At no point in physics, except in the occasional theory, do we ever talk about something that’s omnipresent (defining this as being constant everywhere), or ubiquitous (being constant at all times). Yes, I know that omnipresent doesn’t necessarily mean that it’s the same everywhere – but it will here. And yes, I know that things like the speed of light are constant everywhere – but that’s not what I’m meaning. To describe exactly what I mean, I’m going to have to go into those theories that break this rule of mine – for example, the . To put it precisely,

If something is present at every point that we look at, then we can’t detect it.

But, you’ll say, a piece of wood is present at every point on the piece of wood – true, but the only way we can detect that wood is from an external point of view, such that we recognize that the wood is something different from air. Or to look at it another way, from within the wood – what we see are the particles which make up the wood, made measurable by the lack of stuff surrounding the particles (imagine an atom; it’s some small bits surrounded by nothing).

Let’s look at the theories that state that something is omnipresent. Luminiferous Aether was a theory from the end of the 19th century, invented as something to propagate electromagnetic radiation – or light. The theory is now obsolete.

Let’s take another; the Higgs Field. This is a recent theory (suggested in 1963; it’s a hot topic at the moment) that basically says that particles are given their mass through interactions with an all-permeating (i.e. omnipresent, by my definition), constant field. I’ll say now that I don’t like this theory – simply because it must be omnipresent. It does, however, have a testable spin-off – the Higgs boson. Whether or not this will be found is something for the guys at CERN to discover (or possibly a future particle accelerator, if CERN doesn’t find it), but the omnipresent field will never be testable.

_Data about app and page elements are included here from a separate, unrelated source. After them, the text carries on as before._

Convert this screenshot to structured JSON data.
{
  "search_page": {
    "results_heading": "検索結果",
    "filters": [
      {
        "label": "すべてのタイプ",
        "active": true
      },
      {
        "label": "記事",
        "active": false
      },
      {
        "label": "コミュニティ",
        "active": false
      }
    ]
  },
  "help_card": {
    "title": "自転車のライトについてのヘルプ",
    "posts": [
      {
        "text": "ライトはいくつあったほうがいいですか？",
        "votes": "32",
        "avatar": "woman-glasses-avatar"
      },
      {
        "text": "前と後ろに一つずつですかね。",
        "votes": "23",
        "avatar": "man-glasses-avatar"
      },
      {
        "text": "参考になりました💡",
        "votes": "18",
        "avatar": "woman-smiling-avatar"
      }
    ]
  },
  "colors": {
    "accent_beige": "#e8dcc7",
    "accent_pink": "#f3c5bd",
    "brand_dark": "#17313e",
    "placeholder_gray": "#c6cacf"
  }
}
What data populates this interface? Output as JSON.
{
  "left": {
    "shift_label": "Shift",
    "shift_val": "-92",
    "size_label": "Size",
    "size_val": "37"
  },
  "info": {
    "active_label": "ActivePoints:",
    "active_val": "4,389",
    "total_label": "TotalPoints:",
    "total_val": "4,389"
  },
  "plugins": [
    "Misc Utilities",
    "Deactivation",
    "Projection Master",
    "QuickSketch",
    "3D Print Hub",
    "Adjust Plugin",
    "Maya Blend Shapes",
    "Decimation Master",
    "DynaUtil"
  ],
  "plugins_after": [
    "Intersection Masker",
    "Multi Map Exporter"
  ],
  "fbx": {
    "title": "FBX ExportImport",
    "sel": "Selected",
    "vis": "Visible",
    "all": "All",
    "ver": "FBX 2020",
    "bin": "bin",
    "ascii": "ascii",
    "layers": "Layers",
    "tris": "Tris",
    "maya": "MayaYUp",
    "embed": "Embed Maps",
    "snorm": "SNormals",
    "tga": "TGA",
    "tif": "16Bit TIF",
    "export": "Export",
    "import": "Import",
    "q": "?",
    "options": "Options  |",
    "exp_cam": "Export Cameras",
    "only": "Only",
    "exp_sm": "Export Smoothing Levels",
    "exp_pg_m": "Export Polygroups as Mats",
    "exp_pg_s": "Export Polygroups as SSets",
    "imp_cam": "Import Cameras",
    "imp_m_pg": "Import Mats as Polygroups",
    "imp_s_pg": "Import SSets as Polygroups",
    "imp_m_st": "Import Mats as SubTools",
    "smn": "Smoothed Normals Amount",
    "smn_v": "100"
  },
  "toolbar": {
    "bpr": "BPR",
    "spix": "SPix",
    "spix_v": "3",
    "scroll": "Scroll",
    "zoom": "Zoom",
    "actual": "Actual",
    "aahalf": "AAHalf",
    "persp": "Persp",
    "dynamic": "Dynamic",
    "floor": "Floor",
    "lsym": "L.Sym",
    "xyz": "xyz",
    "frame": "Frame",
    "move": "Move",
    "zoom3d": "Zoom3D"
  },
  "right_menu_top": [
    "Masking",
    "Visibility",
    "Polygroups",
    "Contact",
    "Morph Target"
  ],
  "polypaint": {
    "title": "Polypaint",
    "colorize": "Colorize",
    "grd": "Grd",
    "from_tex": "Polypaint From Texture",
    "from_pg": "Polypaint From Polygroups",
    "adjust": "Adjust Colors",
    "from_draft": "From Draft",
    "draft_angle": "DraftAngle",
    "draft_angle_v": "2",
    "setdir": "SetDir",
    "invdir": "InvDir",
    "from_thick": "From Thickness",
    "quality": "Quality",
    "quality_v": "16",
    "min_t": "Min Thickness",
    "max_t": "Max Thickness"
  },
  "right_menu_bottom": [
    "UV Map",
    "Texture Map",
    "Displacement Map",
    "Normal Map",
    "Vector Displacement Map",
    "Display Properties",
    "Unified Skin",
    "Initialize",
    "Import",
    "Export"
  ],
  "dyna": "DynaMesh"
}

And as a final example, let’s take God. Up to a short time ago, I always thought that God was omnipresent (not necessarily by my definition), but it’s worth reading the Omnipresence article at Wikipedia to find out why this was not always so (in christian religion, that is). Let’s take the modern perspective that God is omnipresent (by the standard definition). If God is omnipresent by my definition, then physics will never be able to come up with a proof of God’s existence, or a proof that God doesn’t exist. I guess we’ll have to wait until we die to find out the definite truth one way or another.

Dodging the Paradoxes

Once more, this is a post about the Physics and Reality course I’m doing at the moment, although this is slightly off-topic. What I intend to state, along with a couple of examples, is that science has a history of investigation not because of the big questions, but despite them.

What do I mean by this? Let’s take a fairly old example – Zeno’s paradoxes. These basically state the problem of change – “In a race, the quickest runner can never overtake the slowest, since the pursuer must first reach the point whence the pursued started, so that the slower must always hold a lead.” (Aristotle Physics VI:9, 239b15). What was science’s answer to this? Newtonian mechanics and calculus. I don’t think it’s really gotten much further than that. Since then, we generally just take the position of not worrying about it and getting on with things.

A more recent example would be the Big Bang. Basically put, the age-old question is: where did the universe come from? Well, scientists have poured huge amounts of effort into this, and have come up with the Big Bang model – and this is as close as we can get to answering the question. Science will most likely never come up with a definitive answer to the question; that stays firmly in the grip of religion.

Another example, and the final one I’ll give, would be Quantum Mechanics. This basically puts a fundamental limit on what we can know beyond a certain point – via the uncertainty principle – and I’m slowly getting the feeling that it’s basically saying “don’t worry about it; it’s all just magic”. Which to me seems to be the complete opposite of what science is.